Report every line below that carries the word "Privacy".

Content starts

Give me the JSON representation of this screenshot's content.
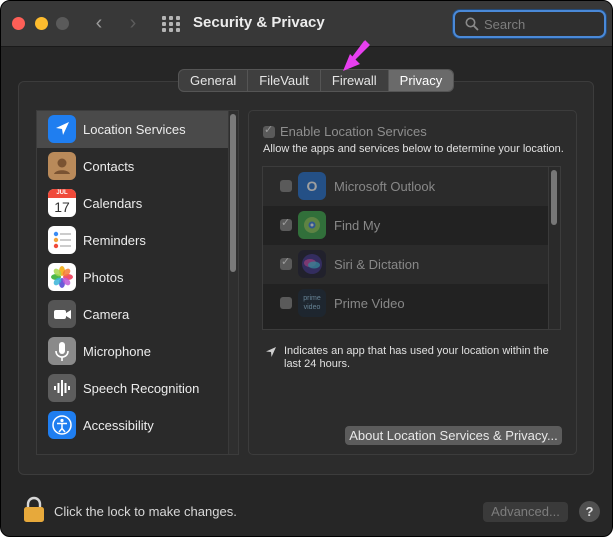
{
  "window": {
    "title": "Security & Privacy"
  },
  "search": {
    "placeholder": "Search"
  },
  "tabs": [
    {
      "label": "General",
      "active": false
    },
    {
      "label": "FileVault",
      "active": false
    },
    {
      "label": "Firewall",
      "active": false
    },
    {
      "label": "Privacy",
      "active": true
    }
  ],
  "sidebar": {
    "items": [
      {
        "label": "Location Services",
        "icon": "location-arrow-icon",
        "selected": true
      },
      {
        "label": "Contacts",
        "icon": "contacts-icon",
        "selected": false
      },
      {
        "label": "Calendars",
        "icon": "calendar-icon",
        "selected": false,
        "icon_month": "JUL",
        "icon_day": "17"
      },
      {
        "label": "Reminders",
        "icon": "reminders-icon",
        "selected": false
      },
      {
        "label": "Photos",
        "icon": "photos-icon",
        "selected": false
      },
      {
        "label": "Camera",
        "icon": "camera-icon",
        "selected": false
      },
      {
        "label": "Microphone",
        "icon": "microphone-icon",
        "selected": false
      },
      {
        "label": "Speech Recognition",
        "icon": "speech-recognition-icon",
        "selected": false
      },
      {
        "label": "Accessibility",
        "icon": "accessibility-icon",
        "selected": false
      }
    ]
  },
  "location": {
    "enable_label": "Enable Location Services",
    "enable_checked": true,
    "allow_text": "Allow the apps and services below to determine your location.",
    "apps": [
      {
        "name": "Microsoft Outlook",
        "checked": false,
        "icon": "outlook-icon",
        "icon_letter": "O"
      },
      {
        "name": "Find My",
        "checked": true,
        "icon": "find-my-icon"
      },
      {
        "name": "Siri & Dictation",
        "checked": true,
        "icon": "siri-icon"
      },
      {
        "name": "Prime Video",
        "checked": false,
        "icon": "prime-video-icon",
        "icon_text": "prime video"
      }
    ],
    "indicator_text": "Indicates an app that has used your location within the last 24 hours.",
    "about_button": "About Location Services & Privacy..."
  },
  "footer": {
    "lock_text": "Click the lock to make changes.",
    "advanced_button": "Advanced...",
    "help_button": "?"
  },
  "colors": {
    "window_bg": "#262626",
    "titlebar_bg": "#383838",
    "search_focus": "#4a89d8",
    "annotation_arrow": "#e83ff0",
    "lock_gold": "#e7a93b"
  }
}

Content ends

:: RESULT OF THIS TASK ::
    "title": "Security & Privacy"
      "label": "Privacy",
    "about_button": "About Location Services & Privacy..."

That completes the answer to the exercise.